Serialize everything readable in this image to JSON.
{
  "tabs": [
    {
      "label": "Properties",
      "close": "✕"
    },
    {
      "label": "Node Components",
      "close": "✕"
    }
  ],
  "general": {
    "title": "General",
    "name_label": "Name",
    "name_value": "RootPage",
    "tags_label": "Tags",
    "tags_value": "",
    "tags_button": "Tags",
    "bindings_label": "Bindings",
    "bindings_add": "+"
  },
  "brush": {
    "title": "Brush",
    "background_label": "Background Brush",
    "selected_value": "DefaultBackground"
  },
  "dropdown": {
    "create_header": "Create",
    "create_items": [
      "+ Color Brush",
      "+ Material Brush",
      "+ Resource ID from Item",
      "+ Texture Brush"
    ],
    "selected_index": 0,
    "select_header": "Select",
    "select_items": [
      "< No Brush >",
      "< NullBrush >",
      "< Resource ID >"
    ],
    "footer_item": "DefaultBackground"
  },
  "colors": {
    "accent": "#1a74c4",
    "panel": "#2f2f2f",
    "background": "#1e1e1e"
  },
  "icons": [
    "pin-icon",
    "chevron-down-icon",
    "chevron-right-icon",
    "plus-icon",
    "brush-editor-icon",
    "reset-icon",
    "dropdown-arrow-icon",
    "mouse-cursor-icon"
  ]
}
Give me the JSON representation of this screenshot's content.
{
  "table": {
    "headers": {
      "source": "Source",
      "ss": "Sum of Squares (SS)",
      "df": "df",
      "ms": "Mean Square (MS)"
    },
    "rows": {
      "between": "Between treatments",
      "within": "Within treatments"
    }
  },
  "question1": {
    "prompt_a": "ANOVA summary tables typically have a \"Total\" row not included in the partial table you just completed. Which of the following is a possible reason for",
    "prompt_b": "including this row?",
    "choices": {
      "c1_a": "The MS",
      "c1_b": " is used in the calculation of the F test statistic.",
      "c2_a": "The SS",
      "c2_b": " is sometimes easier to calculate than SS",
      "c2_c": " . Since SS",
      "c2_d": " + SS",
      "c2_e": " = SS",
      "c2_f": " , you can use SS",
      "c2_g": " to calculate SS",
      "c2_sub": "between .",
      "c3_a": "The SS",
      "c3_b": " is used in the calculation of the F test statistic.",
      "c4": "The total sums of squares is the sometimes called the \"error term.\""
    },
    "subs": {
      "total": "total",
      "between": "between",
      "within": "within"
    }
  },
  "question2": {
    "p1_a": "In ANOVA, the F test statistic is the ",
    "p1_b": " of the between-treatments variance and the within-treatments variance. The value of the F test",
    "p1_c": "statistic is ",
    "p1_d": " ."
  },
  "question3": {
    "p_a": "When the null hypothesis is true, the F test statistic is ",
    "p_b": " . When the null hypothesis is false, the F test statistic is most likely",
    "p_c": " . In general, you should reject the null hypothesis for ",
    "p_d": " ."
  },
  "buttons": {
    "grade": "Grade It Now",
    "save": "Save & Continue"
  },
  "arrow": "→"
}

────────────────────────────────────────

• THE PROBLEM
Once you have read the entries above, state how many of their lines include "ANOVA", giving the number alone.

• FINAL ANSWER
2